> What the exercise asks:
Go through the listing and copy each line that has the string "title" in it.

> Input for this task:
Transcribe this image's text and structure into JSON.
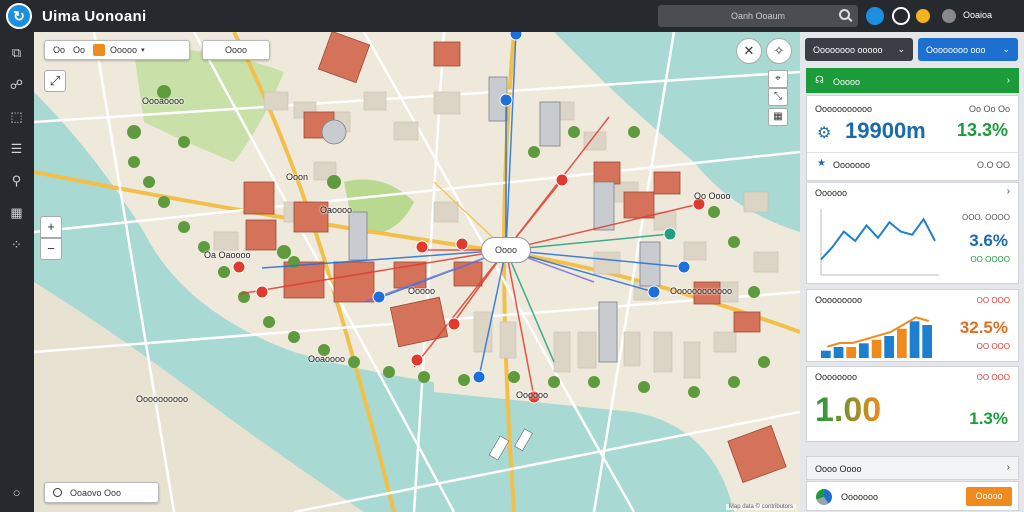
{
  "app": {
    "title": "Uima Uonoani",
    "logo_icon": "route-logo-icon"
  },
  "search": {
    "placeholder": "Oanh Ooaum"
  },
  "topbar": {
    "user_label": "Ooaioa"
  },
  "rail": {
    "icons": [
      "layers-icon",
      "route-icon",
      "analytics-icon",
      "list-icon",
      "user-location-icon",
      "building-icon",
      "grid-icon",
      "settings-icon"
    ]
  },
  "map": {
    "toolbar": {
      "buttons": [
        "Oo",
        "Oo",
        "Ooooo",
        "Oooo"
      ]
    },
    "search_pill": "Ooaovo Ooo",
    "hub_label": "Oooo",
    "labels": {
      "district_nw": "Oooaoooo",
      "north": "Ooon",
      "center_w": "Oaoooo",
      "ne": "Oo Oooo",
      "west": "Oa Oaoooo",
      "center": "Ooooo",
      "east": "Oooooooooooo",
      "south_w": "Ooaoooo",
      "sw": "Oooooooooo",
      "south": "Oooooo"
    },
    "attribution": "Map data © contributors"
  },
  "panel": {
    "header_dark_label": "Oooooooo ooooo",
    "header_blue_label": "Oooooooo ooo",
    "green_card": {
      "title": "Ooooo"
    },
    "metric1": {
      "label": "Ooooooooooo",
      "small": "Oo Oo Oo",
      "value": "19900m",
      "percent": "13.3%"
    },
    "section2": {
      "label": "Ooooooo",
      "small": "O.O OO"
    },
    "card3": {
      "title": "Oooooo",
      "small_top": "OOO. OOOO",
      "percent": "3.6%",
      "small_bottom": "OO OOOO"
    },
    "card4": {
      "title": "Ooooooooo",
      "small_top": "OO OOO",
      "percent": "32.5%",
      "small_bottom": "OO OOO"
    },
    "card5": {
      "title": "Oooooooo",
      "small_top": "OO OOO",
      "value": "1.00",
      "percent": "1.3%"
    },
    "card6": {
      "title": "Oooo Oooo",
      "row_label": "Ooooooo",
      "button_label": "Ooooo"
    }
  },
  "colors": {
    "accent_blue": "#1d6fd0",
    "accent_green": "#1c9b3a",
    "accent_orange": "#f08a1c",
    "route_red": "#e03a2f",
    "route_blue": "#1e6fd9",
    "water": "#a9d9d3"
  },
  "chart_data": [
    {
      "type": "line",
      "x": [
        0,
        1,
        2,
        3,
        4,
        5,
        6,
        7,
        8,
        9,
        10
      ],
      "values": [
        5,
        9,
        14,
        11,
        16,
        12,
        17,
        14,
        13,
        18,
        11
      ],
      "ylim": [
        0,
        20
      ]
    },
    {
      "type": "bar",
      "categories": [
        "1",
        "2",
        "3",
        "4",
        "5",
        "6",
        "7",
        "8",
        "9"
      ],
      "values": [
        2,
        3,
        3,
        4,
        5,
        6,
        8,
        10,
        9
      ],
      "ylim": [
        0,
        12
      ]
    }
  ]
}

> Expected answer:
    "title": "Uima Uonoani",
      "title": "Ooooo"
      "title": "Oooooo",
      "title": "Ooooooooo",
      "title": "Oooooooo",
      "title": "Oooo Oooo",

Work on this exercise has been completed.